So I'm now sticking to yoga and considering biking. But my foot feels better when it's wrapped up, and I haven't tried running that way. I might give it a go tomorrow, at the Four Green Fields running club, when I will have earned my 99th run (which is why I keep running on Tuesdays). I get a little award for my 100th run.

I'm still hopeful for Gasparilla. I plan to take it easy this week, and perhaps I can get my foot feeling better enough to log some miles next week. I don't want to go into a half marathon without having trained in weeks. But I also don't want to fracture my foot. So we'll just have to see what happens.


B.o.B. said…
OMG this post cracked me up! I had no idea what the hell anyone was doing b/c I was running around like a lunatic. You are SUPER appreciated with passing out the water! I think that next race we may just have people dedicated to doing that. THANK YOU for jumping in and helping!!! I hope your foot is better soon. I'll see you at 4GF tomorrow. I usually start early b/c I want to run a bit more than 3 and I hate being the last one back.
Lee Davidson said…
You did a GREAT job! And I'll be happy to hand out waters in Orlando ;)

People Liked to Read...

Surgery Chronicles: I Exhale

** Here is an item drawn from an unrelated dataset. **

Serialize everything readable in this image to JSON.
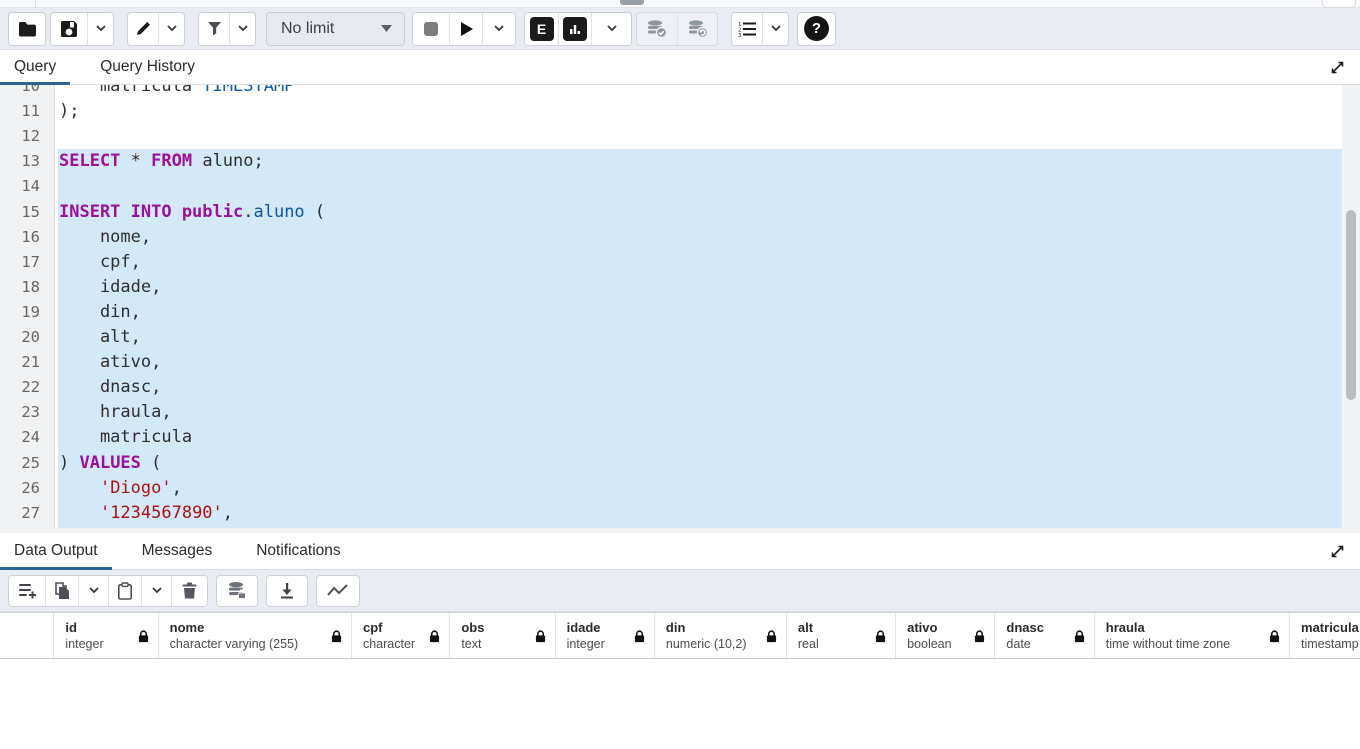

I've really been holding my breath with this recovery, more so than the last one for some reason. After getting past the three-week point (which was two weeks ago, when I started to write this), I felt a little more at ease. Since then I've been changing my own dressing daily and slowly weaning off of crutches so I can now walk around in the boot—hands-free! I'm still a slave to icing and elevating as much as possible throughout the day. But the very best part? There's no other foot left to do. After this, I'm done, done, done. I can start to return to a life not defined by sitting and waiting and feeling confined and limited and trying my hardest to heal but having little actual control over any of it.

I wrote in my last post about the difficult emotions I'd been having throughout this second surgery recovery. I think I underestimated the psychological toll I would take doing one foot right after the other. And while there was a feeling of elation after gettin…

Surgery Chronicles: Hard Feelings

I'm one and a half weeks out from my second foot surgery, and, by all important measures, I'm doing well. But boy has the past week been difficult. In the first few days post-surgery I was in a pretty good mood; the surgery had gone well, I was in the excellent care of my mom, and I had made it past the last major hurdle of this months-long event. All I had to look forward to was recovery and progress and gradually returning to my normal life, whatever that might look like.

But even though I've gone through this process once already, it's still just as difficult this time around. There's the constant worrying about this weird feeling or that new pain, the accidental step in the middle of the night when I forgot which foot was injured, and the agonizing wait time between appointments. Now it's compounded by concern over whether I'm taking good enough care of my first foot. Did I ruin the surgery when I stubbed my toe falling off an exercise ball? Am I using …

Surgery Chronicles: 12 Weeks and Progress

I'm now more than 12 weeks recovered from my second (and final!) foot surgery, and life is starting to feel a little more normal. When I last wrote an update, seven weeks ago (still blaming Irma for all of my delays), I had just gotten off of crutches but would wear my boot for two more weeks. I've been out of the boot and walking in shoes for just over five weeks. The constant discomfort I've felt in my foot from swelling is finally starting to wane. I work in the office now, I do my own groceries, and I even attended a work conference recently, which meant lots of walking at airports and the conference hotel, frequent standing, and few opportunities to elevate and ice. I was very concerned about how my feet, particularly the left one, would endure. And while it wasn't comfortable, I made it through, no worse for the wear in the end.

I joined a new gym/community center recently, with a new and beautiful outdoor pool, and I'm so happy that I'm able to use it n…